The law defines it as a house " occupied by three or more families, living independently and doing their cooking on the premises ; or by more than two families on a floor, so living and cooking and having a common right in the halls, stairways, yards, etc."That is the legal meaning, and includes flats and apartment-houses, with which we have nothing to do. In its narrower sense the typical tenement was thus described when last arraigned before the bar of public justice: " It is generally a brick building from four to six stories high on the street, frequently with a store on the first floor which, when used for the sale of liquor, has a side opening for the benefit of the inmates and to evade the Sunday law ; four families occupy each floor, and a set of rooms consists of one or two dark closets, used as bedrooms, with a living room twelve feet by ten. The stair was at the centre of the house, and no direct through ventilation is possible, each family being separated from the other by partitions. Frequently the rear of the lot is occupied by another building of three stories high with two families on a floor." The picture is nearly as true to-day as ten years ago, and will be for a long time to come. The dim light admitted by the air-shaft shines upon greater crowds than ever. Tenements are still "good property," and the poverty of the poor man his destruction.

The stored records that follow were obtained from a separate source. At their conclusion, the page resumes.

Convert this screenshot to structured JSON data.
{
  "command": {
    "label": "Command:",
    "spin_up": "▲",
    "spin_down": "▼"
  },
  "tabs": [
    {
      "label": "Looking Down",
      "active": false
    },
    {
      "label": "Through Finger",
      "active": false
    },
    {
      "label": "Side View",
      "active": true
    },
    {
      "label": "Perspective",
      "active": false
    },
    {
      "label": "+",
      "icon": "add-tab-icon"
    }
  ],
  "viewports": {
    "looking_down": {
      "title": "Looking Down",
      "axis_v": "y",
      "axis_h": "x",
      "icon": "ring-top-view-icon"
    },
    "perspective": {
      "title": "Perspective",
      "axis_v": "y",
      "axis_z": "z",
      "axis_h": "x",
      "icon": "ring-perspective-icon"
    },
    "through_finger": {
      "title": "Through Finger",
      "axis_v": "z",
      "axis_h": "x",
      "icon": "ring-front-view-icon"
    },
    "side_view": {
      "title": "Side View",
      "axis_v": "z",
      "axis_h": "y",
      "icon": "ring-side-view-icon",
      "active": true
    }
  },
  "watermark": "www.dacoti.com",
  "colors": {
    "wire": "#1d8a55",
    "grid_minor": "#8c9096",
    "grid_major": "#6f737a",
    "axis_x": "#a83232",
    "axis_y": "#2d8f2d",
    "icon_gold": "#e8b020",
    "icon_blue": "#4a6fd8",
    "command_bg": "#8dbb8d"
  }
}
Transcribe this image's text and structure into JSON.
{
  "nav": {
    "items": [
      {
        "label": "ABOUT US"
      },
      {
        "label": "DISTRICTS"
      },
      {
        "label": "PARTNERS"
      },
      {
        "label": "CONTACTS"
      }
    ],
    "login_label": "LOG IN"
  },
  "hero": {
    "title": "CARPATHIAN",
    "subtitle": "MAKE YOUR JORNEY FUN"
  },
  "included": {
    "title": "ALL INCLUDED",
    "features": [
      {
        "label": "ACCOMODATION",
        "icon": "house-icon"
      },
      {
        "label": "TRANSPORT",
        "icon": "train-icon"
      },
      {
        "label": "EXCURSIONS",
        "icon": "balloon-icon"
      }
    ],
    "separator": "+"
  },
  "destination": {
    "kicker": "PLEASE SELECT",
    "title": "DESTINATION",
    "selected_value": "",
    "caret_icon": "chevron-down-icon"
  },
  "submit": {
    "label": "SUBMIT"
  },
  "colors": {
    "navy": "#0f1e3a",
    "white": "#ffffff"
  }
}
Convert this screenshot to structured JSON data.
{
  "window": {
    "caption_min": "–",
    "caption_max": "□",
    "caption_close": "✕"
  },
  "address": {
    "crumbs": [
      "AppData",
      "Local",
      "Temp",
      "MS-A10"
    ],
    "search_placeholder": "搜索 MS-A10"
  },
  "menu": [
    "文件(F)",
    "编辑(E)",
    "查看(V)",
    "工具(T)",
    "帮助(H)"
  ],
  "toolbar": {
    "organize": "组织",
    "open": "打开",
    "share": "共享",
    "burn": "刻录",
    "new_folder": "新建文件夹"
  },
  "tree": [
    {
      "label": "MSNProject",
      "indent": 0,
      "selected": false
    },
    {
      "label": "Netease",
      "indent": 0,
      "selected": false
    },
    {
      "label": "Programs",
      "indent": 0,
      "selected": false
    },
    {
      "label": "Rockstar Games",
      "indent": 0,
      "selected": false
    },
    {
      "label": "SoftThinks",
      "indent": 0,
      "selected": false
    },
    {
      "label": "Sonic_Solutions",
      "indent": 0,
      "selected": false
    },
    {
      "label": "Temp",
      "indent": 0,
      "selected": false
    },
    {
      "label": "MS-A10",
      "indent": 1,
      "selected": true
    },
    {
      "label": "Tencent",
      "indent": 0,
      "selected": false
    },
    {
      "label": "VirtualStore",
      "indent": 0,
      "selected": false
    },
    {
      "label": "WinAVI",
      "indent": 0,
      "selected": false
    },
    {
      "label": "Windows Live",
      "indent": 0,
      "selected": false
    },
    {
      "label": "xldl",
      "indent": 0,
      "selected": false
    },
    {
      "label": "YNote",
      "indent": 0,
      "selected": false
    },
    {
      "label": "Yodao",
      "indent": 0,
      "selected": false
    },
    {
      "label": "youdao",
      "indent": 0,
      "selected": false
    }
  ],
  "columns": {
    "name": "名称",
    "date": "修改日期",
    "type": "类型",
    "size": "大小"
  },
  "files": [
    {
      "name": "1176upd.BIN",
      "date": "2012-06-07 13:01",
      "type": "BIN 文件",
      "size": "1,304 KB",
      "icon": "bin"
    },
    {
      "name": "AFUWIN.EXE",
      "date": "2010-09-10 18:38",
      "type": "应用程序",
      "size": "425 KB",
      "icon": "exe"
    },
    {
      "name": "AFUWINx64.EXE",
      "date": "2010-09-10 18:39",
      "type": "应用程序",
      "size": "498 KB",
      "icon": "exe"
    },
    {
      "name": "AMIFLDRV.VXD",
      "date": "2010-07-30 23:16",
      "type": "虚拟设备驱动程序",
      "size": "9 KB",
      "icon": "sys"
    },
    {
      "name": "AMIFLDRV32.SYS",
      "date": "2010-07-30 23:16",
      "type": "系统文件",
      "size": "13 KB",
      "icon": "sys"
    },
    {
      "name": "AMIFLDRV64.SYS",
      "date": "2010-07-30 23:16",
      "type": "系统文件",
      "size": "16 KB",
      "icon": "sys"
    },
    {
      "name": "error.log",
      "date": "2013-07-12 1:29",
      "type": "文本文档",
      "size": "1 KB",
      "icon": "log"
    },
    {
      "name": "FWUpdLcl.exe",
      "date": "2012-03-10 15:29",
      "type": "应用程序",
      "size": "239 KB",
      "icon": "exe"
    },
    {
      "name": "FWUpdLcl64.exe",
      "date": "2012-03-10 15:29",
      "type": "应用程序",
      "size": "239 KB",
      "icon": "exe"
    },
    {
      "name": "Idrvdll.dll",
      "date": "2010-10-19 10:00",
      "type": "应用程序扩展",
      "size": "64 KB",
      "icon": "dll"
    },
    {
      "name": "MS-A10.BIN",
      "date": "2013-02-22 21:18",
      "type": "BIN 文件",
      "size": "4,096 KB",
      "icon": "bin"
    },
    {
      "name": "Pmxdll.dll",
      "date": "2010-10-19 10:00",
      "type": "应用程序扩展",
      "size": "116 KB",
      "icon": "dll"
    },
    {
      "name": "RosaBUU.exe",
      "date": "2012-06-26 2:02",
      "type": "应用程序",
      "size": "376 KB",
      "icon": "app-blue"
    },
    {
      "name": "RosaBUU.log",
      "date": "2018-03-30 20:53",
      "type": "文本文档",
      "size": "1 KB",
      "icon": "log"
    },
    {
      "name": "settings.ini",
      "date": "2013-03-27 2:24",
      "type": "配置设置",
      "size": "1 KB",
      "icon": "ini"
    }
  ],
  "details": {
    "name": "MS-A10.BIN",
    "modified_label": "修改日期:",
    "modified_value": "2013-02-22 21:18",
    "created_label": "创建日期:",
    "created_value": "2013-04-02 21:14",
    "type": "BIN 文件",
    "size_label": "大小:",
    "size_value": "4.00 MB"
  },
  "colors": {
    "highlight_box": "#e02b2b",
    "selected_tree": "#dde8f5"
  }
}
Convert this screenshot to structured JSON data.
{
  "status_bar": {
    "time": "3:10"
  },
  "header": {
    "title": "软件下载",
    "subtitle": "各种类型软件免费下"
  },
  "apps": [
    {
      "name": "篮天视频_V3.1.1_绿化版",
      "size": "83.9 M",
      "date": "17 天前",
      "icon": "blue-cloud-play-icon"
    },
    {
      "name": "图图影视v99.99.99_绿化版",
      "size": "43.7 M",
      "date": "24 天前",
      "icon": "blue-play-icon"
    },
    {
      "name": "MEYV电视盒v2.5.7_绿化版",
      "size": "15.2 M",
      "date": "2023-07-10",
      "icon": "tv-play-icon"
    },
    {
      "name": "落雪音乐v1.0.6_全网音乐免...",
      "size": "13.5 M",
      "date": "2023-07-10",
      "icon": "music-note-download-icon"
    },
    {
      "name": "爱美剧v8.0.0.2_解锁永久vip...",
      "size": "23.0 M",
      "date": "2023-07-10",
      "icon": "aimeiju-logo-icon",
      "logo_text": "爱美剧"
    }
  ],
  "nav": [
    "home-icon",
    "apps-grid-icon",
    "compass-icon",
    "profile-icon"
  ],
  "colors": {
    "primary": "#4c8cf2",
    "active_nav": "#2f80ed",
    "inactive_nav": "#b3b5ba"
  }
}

A barrack down town where he has to live because he is poor brings in a third more rent than a decent flat house in Harlem. The statement once made a sensation that between seventy and eighty children had been found in one tenement. It no longer excites even passing attention, when the sanitary police report counting 101 adults and 91 children in a Crosby Street house, one of twins, built together. The children in the other, if I am not mistaken, numbered 89, a total of 180 for two tenements !
-'How the Other Half Lives;' Jacob Riis